Aprils Fools

SERIES: A White girl’s guide to embracing privilege

Photo courtesy of Brittany Wells


I’m tired of conversations about privilege. I can’t help the life I was born with, and I certainly don’t owe anyone anything just because I was born this way.

Being White or being Black doesn’t matter. We’ve had a Black president who fought for Black people, and I was respectful then, but now that President Trump is in office fighting for my family, I can’t even support him without Social Justice Warriors attacking me. Racism is over: There are laws that help minorities take my jobs, scholarships and spots at colleges.

I worked really hard to get where I am in life, and so did my parents. Both of my parents worked to get out of poverty to get where they are, and their race didn’t have anything to do with that hard work paying off and being taken seriously.

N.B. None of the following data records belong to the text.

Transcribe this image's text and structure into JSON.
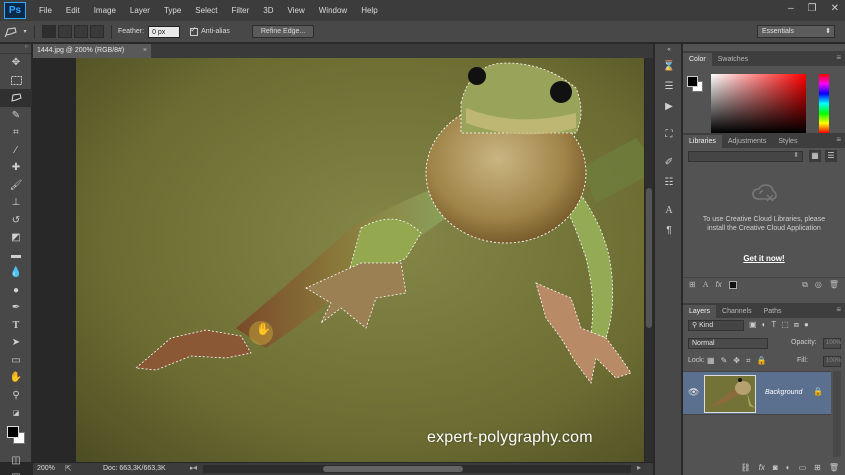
{
  "app": {
    "logo": "Ps"
  },
  "menu": [
    "File",
    "Edit",
    "Image",
    "Layer",
    "Type",
    "Select",
    "Filter",
    "3D",
    "View",
    "Window",
    "Help"
  ],
  "window_controls": {
    "minimize": "–",
    "maximize": "❐",
    "close": "✕"
  },
  "options": {
    "feather_label": "Feather:",
    "feather_value": "0 px",
    "antialias_label": "Anti-alias",
    "refine_edge_label": "Refine Edge...",
    "workspace": "Essentials"
  },
  "document": {
    "tab_title": "1444.jpg @ 200% (RGB/8#)",
    "watermark": "expert-polygraphy.com"
  },
  "status": {
    "zoom": "200%",
    "doc_info": "Doc: 663,3K/663,3K"
  },
  "panels": {
    "color_tabs": [
      "Color",
      "Swatches"
    ],
    "library_tabs": [
      "Libraries",
      "Adjustments",
      "Styles"
    ],
    "library_message": "To use Creative Cloud Libraries, please install the Creative Cloud Application",
    "library_link": "Get it now!",
    "layers_tabs": [
      "Layers",
      "Channels",
      "Paths"
    ],
    "layer_filter": "Kind",
    "blend_mode": "Normal",
    "opacity_label": "Opacity:",
    "opacity_value": "100%",
    "lock_label": "Lock:",
    "fill_label": "Fill:",
    "fill_value": "100%",
    "layer_name": "Background"
  },
  "colors": {
    "foreground": "#000000",
    "background": "#ffffff",
    "layer_selection": "#5b6f8e",
    "accent": "#31a8ff"
  }
}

I’m more than just my privilege label. I’m colorblind, I donate to Salvation Army every Christmas and I hate the sin not the sinner. I’m a good person, and I make up for my privilege that way. I developed 15 tips to help you be a good privileged person just like me.

Here’s my White Girl’s Guide to Privilege!

  1. When you wake up in the morning, don’t think twice about whether or not a hoodie will get you shot.
  2. When you go to eat breakfast, don’t worry about where the next meal is coming from.
  3. When you go to class, don’t bother trying too hard to focus or remember what the teacher is saying. You’ll get by without much effort to pay attention.
  4. When meeting up with your significant other, hold hands and kiss in public without concern for how that might impact your career or social life.
  5. When you’re hanging out in your grandparents’ backyard over the weekend talk on the phone in the peace and quiet.
  6. When walking in your neighborhood, wear your religious garb to share your faith with your friends.
  7. When giving a presentation, don’t have all of the facts and figures to back up your claims on hand — no one is going to question your credibility anyway!
  8. When you need to buy something from the store while traveling, walk right in and shop at an unfamiliar gas station without worrying about your safety or being able to navigate the room without help from someone who isn’t visually impaired.
  9. When applying for colleges, just go to your guidance counselor for help, she’s got plenty of experience and time to assist you.
  10. When applying for a job, write your real name in big, bold, proud cursive! Brittany is such a beautiful White name.
  11. Don’t vote for anything with any semblance to Obamacare. You don’t need insurance because you actually work and have a job. Other people should just work and have a job like you.
  12. Ask other people to change for you. If someone’s accent bothers you, tell them they need to learn English if they want to live in America.
  13. If you don’t like a certain group of people, just send your children to private schools where all the other children look like yours.
  14. If you don’t understand something about another group of people, just ask one of them to tell you how the whole group of them feels about something.
  15. Most important of all, make sure everyone knows that being privileged doesn’t mean you didn’t work hard!

Brittany Wells is a first-year Montessory for rockin ur world major from Cincinnati. She had a nightmare about racial profiling last night.